Your output must match the data word for word, with every line included.

= Excerpts from an interface dataset =
_____
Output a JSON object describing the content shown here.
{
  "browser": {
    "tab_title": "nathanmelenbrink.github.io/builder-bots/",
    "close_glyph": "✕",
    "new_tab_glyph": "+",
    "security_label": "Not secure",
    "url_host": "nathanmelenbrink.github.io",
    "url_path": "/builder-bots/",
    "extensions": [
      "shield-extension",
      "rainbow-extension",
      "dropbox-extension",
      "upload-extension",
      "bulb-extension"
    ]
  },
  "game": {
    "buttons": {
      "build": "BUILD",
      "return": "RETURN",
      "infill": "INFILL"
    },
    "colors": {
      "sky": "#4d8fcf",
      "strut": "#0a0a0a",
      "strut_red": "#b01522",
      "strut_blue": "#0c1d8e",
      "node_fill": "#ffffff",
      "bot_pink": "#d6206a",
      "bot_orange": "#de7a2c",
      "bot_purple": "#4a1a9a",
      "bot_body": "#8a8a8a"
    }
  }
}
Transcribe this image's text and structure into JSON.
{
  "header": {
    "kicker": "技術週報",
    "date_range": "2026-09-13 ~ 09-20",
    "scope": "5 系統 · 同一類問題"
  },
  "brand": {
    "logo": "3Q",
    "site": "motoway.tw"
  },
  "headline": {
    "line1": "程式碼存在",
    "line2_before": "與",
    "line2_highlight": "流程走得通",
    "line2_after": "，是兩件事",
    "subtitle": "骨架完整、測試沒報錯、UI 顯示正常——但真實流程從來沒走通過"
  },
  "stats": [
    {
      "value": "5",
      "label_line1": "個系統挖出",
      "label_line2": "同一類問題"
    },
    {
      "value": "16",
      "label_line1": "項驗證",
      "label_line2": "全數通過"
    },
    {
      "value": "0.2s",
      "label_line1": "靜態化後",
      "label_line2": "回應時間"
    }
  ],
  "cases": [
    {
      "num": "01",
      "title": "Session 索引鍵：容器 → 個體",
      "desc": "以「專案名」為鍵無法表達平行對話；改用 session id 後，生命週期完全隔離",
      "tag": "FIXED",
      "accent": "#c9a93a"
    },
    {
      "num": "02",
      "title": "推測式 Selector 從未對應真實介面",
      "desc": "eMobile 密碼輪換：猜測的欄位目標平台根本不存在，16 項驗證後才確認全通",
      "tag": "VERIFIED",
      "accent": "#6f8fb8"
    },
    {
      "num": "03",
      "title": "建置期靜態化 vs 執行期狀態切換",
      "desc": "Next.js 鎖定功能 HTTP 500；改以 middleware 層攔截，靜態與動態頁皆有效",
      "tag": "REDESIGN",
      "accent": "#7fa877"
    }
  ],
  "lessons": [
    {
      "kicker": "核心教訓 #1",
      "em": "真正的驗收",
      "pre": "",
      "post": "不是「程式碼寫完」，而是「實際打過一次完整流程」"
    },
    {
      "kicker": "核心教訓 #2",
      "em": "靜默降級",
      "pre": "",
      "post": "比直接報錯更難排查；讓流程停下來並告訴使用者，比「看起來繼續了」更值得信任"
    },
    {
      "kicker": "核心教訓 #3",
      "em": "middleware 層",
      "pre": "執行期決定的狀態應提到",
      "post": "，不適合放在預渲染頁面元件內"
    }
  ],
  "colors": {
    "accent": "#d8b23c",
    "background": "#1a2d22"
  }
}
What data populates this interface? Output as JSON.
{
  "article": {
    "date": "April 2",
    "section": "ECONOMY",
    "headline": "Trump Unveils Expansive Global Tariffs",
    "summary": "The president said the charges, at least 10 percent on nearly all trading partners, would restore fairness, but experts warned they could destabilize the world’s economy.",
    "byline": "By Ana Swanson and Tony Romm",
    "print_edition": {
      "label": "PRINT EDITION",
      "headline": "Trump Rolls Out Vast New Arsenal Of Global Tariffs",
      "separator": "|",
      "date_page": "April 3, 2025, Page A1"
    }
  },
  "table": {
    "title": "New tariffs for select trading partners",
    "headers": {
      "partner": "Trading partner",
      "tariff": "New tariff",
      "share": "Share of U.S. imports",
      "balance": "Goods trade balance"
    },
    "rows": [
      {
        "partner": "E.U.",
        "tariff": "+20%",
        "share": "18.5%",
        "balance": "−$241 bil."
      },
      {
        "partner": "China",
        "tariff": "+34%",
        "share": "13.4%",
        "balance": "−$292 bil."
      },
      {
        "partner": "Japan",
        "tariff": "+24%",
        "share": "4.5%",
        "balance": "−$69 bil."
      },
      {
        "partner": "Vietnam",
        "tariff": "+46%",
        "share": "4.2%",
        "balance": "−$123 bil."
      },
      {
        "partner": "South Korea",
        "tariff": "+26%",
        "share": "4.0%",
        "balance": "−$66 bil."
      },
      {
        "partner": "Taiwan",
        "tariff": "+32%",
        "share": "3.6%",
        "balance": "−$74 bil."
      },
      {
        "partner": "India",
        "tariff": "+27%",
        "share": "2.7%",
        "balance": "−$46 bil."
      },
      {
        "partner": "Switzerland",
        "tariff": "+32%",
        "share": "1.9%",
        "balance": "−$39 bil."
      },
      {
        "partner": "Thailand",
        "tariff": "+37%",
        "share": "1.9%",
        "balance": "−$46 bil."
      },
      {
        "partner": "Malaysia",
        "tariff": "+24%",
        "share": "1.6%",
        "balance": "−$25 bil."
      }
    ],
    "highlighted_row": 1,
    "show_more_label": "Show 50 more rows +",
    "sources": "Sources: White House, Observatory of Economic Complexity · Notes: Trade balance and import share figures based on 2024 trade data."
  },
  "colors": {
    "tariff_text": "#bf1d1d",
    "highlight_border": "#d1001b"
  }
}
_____
= TASK ANSWER =
Output a JSON object describing the content shown here.
{
  "browser": {
    "tab_title": "nathanmelenbrink.github.io/builder-bots/",
    "close_glyph": "✕",
    "new_tab_glyph": "+",
    "security_label": "Not secure",
    "url_host": "nathanmelenbrink.github.io",
    "url_path": "/builder-bots/",
    "extensions": [
      "shield-extension",
      "rainbow-extension",
      "dropbox-extension",
      "upload-extension",
      "bulb-extension"
    ]
  },
  "game": {
    "buttons": {
      "build": "BUILD",
      "return": "RETURN",
      "infill": "INFILL"
    },
    "colors": {
      "sky": "#4d8fcf",
      "strut": "#0a0a0a",
      "strut_red": "#b01522",
      "strut_blue": "#0c1d8e",
      "node_fill": "#ffffff",
      "bot_pink": "#d6206a",
      "bot_orange": "#de7a2c",
      "bot_purple": "#4a1a9a",
      "bot_body": "#8a8a8a"
    }
  }
}
Transcribe this image's text and structure into JSON.
{
  "header": {
    "kicker": "技術週報",
    "date_range": "2026-09-13 ~ 09-20",
    "scope": "5 系統 · 同一類問題"
  },
  "brand": {
    "logo": "3Q",
    "site": "motoway.tw"
  },
  "headline": {
    "line1": "程式碼存在",
    "line2_before": "與",
    "line2_highlight": "流程走得通",
    "line2_after": "，是兩件事",
    "subtitle": "骨架完整、測試沒報錯、UI 顯示正常——但真實流程從來沒走通過"
  },
  "stats": [
    {
      "value": "5",
      "label_line1": "個系統挖出",
      "label_line2": "同一類問題"
    },
    {
      "value": "16",
      "label_line1": "項驗證",
      "label_line2": "全數通過"
    },
    {
      "value": "0.2s",
      "label_line1": "靜態化後",
      "label_line2": "回應時間"
    }
  ],
  "cases": [
    {
      "num": "01",
      "title": "Session 索引鍵：容器 → 個體",
      "desc": "以「專案名」為鍵無法表達平行對話；改用 session id 後，生命週期完全隔離",
      "tag": "FIXED",
      "accent": "#c9a93a"
    },
    {
      "num": "02",
      "title": "推測式 Selector 從未對應真實介面",
      "desc": "eMobile 密碼輪換：猜測的欄位目標平台根本不存在，16 項驗證後才確認全通",
      "tag": "VERIFIED",
      "accent": "#6f8fb8"
    },
    {
      "num": "03",
      "title": "建置期靜態化 vs 執行期狀態切換",
      "desc": "Next.js 鎖定功能 HTTP 500；改以 middleware 層攔截，靜態與動態頁皆有效",
      "tag": "REDESIGN",
      "accent": "#7fa877"
    }
  ],
  "lessons": [
    {
      "kicker": "核心教訓 #1",
      "em": "真正的驗收",
      "pre": "",
      "post": "不是「程式碼寫完」，而是「實際打過一次完整流程」"
    },
    {
      "kicker": "核心教訓 #2",
      "em": "靜默降級",
      "pre": "",
      "post": "比直接報錯更難排查；讓流程停下來並告訴使用者，比「看起來繼續了」更值得信任"
    },
    {
      "kicker": "核心教訓 #3",
      "em": "middleware 層",
      "pre": "執行期決定的狀態應提到",
      "post": "，不適合放在預渲染頁面元件內"
    }
  ],
  "colors": {
    "accent": "#d8b23c",
    "background": "#1a2d22"
  }
}
What data populates this interface? Output as JSON.
{
  "article": {
    "date": "April 2",
    "section": "ECONOMY",
    "headline": "Trump Unveils Expansive Global Tariffs",
    "summary": "The president said the charges, at least 10 percent on nearly all trading partners, would restore fairness, but experts warned they could destabilize the world’s economy.",
    "byline": "By Ana Swanson and Tony Romm",
    "print_edition": {
      "label": "PRINT EDITION",
      "headline": "Trump Rolls Out Vast New Arsenal Of Global Tariffs",
      "separator": "|",
      "date_page": "April 3, 2025, Page A1"
    }
  },
  "table": {
    "title": "New tariffs for select trading partners",
    "headers": {
      "partner": "Trading partner",
      "tariff": "New tariff",
      "share": "Share of U.S. imports",
      "balance": "Goods trade balance"
    },
    "rows": [
      {
        "partner": "E.U.",
        "tariff": "+20%",
        "share": "18.5%",
        "balance": "−$241 bil."
      },
      {
        "partner": "China",
        "tariff": "+34%",
        "share": "13.4%",
        "balance": "−$292 bil."
      },
      {
        "partner": "Japan",
        "tariff": "+24%",
        "share": "4.5%",
        "balance": "−$69 bil."
      },
      {
        "partner": "Vietnam",
        "tariff": "+46%",
        "share": "4.2%",
        "balance": "−$123 bil."
      },
      {
        "partner": "South Korea",
        "tariff": "+26%",
        "share": "4.0%",
        "balance": "−$66 bil."
      },
      {
        "partner": "Taiwan",
        "tariff": "+32%",
        "share": "3.6%",
        "balance": "−$74 bil."
      },
      {
        "partner": "India",
        "tariff": "+27%",
        "share": "2.7%",
        "balance": "−$46 bil."
      },
      {
        "partner": "Switzerland",
        "tariff": "+32%",
        "share": "1.9%",
        "balance": "−$39 bil."
      },
      {
        "partner": "Thailand",
        "tariff": "+37%",
        "share": "1.9%",
        "balance": "−$46 bil."
      },
      {
        "partner": "Malaysia",
        "tariff": "+24%",
        "share": "1.6%",
        "balance": "−$25 bil."
      }
    ],
    "highlighted_row": 1,
    "show_more_label": "Show 50 more rows +",
    "sources": "Sources: White House, Observatory of Economic Complexity · Notes: Trade balance and import share figures based on 2024 trade data."
  },
  "colors": {
    "tariff_text": "#bf1d1d",
    "highlight_border": "#d1001b"
  }
}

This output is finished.